[Component data from apps and pages]
==================================================
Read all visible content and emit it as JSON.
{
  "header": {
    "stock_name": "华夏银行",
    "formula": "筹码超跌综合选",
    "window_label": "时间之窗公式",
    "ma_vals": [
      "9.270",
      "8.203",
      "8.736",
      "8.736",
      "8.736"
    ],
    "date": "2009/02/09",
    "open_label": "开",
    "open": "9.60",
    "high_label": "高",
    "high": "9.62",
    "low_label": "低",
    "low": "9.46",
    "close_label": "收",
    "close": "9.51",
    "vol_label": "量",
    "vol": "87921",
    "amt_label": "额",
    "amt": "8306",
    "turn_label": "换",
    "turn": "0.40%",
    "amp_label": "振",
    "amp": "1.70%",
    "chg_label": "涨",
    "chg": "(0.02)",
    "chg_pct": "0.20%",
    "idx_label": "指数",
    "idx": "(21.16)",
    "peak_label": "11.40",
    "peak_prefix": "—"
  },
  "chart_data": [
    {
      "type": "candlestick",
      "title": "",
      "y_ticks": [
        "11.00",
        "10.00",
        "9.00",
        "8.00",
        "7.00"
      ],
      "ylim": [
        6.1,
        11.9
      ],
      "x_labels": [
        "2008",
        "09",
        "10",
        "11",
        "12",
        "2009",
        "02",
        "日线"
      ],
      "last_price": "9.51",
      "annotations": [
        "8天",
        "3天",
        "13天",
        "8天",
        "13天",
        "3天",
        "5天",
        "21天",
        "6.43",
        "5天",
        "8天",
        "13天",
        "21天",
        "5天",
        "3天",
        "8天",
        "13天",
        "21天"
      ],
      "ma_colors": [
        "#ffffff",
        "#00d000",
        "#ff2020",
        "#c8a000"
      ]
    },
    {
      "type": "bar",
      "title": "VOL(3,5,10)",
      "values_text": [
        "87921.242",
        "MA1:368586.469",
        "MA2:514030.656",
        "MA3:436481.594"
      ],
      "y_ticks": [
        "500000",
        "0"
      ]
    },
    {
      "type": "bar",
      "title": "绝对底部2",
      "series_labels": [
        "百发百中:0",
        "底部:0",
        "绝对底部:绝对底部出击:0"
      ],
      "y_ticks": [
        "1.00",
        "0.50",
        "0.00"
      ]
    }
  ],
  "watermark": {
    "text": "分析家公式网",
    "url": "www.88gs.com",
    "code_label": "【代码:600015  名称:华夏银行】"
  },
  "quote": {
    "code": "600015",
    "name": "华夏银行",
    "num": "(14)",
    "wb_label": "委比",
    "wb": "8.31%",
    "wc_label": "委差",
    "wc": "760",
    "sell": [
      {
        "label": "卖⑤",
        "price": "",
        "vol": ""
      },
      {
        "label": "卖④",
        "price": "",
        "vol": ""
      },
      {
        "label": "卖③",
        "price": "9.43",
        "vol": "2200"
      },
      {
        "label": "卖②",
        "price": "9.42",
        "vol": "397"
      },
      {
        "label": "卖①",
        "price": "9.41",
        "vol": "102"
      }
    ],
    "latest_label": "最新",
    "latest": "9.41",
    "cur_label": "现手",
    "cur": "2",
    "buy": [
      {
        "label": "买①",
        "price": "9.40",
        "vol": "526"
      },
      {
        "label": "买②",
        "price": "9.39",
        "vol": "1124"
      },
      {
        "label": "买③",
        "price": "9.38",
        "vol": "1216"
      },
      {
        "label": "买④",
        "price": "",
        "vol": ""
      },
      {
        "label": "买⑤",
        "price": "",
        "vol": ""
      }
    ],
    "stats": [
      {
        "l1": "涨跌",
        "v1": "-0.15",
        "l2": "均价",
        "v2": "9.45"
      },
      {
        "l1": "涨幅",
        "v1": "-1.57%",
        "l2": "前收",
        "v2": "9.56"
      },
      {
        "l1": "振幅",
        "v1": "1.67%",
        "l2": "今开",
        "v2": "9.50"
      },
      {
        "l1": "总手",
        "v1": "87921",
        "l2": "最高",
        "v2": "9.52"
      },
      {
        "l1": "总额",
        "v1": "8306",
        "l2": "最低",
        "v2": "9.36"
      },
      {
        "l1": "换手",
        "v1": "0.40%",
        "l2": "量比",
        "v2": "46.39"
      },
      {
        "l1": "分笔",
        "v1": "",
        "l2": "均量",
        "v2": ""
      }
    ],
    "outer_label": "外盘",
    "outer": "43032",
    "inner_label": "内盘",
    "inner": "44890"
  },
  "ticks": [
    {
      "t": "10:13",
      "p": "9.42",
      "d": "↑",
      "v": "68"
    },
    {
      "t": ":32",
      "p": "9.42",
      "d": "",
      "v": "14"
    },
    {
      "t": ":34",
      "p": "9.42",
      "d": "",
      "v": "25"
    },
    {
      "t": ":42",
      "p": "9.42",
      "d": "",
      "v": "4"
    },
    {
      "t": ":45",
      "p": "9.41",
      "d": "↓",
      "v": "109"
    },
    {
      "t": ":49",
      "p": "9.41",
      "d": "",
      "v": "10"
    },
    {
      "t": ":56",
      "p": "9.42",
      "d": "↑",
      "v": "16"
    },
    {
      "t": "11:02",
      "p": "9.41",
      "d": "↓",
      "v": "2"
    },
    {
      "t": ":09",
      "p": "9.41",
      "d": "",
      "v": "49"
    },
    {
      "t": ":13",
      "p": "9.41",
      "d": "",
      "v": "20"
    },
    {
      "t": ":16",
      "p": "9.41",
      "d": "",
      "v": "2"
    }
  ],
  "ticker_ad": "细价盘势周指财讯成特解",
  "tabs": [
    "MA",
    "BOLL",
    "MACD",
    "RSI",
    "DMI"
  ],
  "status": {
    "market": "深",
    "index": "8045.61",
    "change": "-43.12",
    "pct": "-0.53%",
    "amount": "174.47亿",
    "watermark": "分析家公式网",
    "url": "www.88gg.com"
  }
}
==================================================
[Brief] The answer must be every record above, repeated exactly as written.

[Solution for this exercise]
Read all visible content and emit it as JSON.
{
  "header": {
    "stock_name": "华夏银行",
    "formula": "筹码超跌综合选",
    "window_label": "时间之窗公式",
    "ma_vals": [
      "9.270",
      "8.203",
      "8.736",
      "8.736",
      "8.736"
    ],
    "date": "2009/02/09",
    "open_label": "开",
    "open": "9.60",
    "high_label": "高",
    "high": "9.62",
    "low_label": "低",
    "low": "9.46",
    "close_label": "收",
    "close": "9.51",
    "vol_label": "量",
    "vol": "87921",
    "amt_label": "额",
    "amt": "8306",
    "turn_label": "换",
    "turn": "0.40%",
    "amp_label": "振",
    "amp": "1.70%",
    "chg_label": "涨",
    "chg": "(0.02)",
    "chg_pct": "0.20%",
    "idx_label": "指数",
    "idx": "(21.16)",
    "peak_label": "11.40",
    "peak_prefix": "—"
  },
  "chart_data": [
    {
      "type": "candlestick",
      "title": "",
      "y_ticks": [
        "11.00",
        "10.00",
        "9.00",
        "8.00",
        "7.00"
      ],
      "ylim": [
        6.1,
        11.9
      ],
      "x_labels": [
        "2008",
        "09",
        "10",
        "11",
        "12",
        "2009",
        "02",
        "日线"
      ],
      "last_price": "9.51",
      "annotations": [
        "8天",
        "3天",
        "13天",
        "8天",
        "13天",
        "3天",
        "5天",
        "21天",
        "6.43",
        "5天",
        "8天",
        "13天",
        "21天",
        "5天",
        "3天",
        "8天",
        "13天",
        "21天"
      ],
      "ma_colors": [
        "#ffffff",
        "#00d000",
        "#ff2020",
        "#c8a000"
      ]
    },
    {
      "type": "bar",
      "title": "VOL(3,5,10)",
      "values_text": [
        "87921.242",
        "MA1:368586.469",
        "MA2:514030.656",
        "MA3:436481.594"
      ],
      "y_ticks": [
        "500000",
        "0"
      ]
    },
    {
      "type": "bar",
      "title": "绝对底部2",
      "series_labels": [
        "百发百中:0",
        "底部:0",
        "绝对底部:绝对底部出击:0"
      ],
      "y_ticks": [
        "1.00",
        "0.50",
        "0.00"
      ]
    }
  ],
  "watermark": {
    "text": "分析家公式网",
    "url": "www.88gs.com",
    "code_label": "【代码:600015  名称:华夏银行】"
  },
  "quote": {
    "code": "600015",
    "name": "华夏银行",
    "num": "(14)",
    "wb_label": "委比",
    "wb": "8.31%",
    "wc_label": "委差",
    "wc": "760",
    "sell": [
      {
        "label": "卖⑤",
        "price": "",
        "vol": ""
      },
      {
        "label": "卖④",
        "price": "",
        "vol": ""
      },
      {
        "label": "卖③",
        "price": "9.43",
        "vol": "2200"
      },
      {
        "label": "卖②",
        "price": "9.42",
        "vol": "397"
      },
      {
        "label": "卖①",
        "price": "9.41",
        "vol": "102"
      }
    ],
    "latest_label": "最新",
    "latest": "9.41",
    "cur_label": "现手",
    "cur": "2",
    "buy": [
      {
        "label": "买①",
        "price": "9.40",
        "vol": "526"
      },
      {
        "label": "买②",
        "price": "9.39",
        "vol": "1124"
      },
      {
        "label": "买③",
        "price": "9.38",
        "vol": "1216"
      },
      {
        "label": "买④",
        "price": "",
        "vol": ""
      },
      {
        "label": "买⑤",
        "price": "",
        "vol": ""
      }
    ],
    "stats": [
      {
        "l1": "涨跌",
        "v1": "-0.15",
        "l2": "均价",
        "v2": "9.45"
      },
      {
        "l1": "涨幅",
        "v1": "-1.57%",
        "l2": "前收",
        "v2": "9.56"
      },
      {
        "l1": "振幅",
        "v1": "1.67%",
        "l2": "今开",
        "v2": "9.50"
      },
      {
        "l1": "总手",
        "v1": "87921",
        "l2": "最高",
        "v2": "9.52"
      },
      {
        "l1": "总额",
        "v1": "8306",
        "l2": "最低",
        "v2": "9.36"
      },
      {
        "l1": "换手",
        "v1": "0.40%",
        "l2": "量比",
        "v2": "46.39"
      },
      {
        "l1": "分笔",
        "v1": "",
        "l2": "均量",
        "v2": ""
      }
    ],
    "outer_label": "外盘",
    "outer": "43032",
    "inner_label": "内盘",
    "inner": "44890"
  },
  "ticks": [
    {
      "t": "10:13",
      "p": "9.42",
      "d": "↑",
      "v": "68"
    },
    {
      "t": ":32",
      "p": "9.42",
      "d": "",
      "v": "14"
    },
    {
      "t": ":34",
      "p": "9.42",
      "d": "",
      "v": "25"
    },
    {
      "t": ":42",
      "p": "9.42",
      "d": "",
      "v": "4"
    },
    {
      "t": ":45",
      "p": "9.41",
      "d": "↓",
      "v": "109"
    },
    {
      "t": ":49",
      "p": "9.41",
      "d": "",
      "v": "10"
    },
    {
      "t": ":56",
      "p": "9.42",
      "d": "↑",
      "v": "16"
    },
    {
      "t": "11:02",
      "p": "9.41",
      "d": "↓",
      "v": "2"
    },
    {
      "t": ":09",
      "p": "9.41",
      "d": "",
      "v": "49"
    },
    {
      "t": ":13",
      "p": "9.41",
      "d": "",
      "v": "20"
    },
    {
      "t": ":16",
      "p": "9.41",
      "d": "",
      "v": "2"
    }
  ],
  "ticker_ad": "细价盘势周指财讯成特解",
  "tabs": [
    "MA",
    "BOLL",
    "MACD",
    "RSI",
    "DMI"
  ],
  "status": {
    "market": "深",
    "index": "8045.61",
    "change": "-43.12",
    "pct": "-0.53%",
    "amount": "174.47亿",
    "watermark": "分析家公式网",
    "url": "www.88gg.com"
  }
}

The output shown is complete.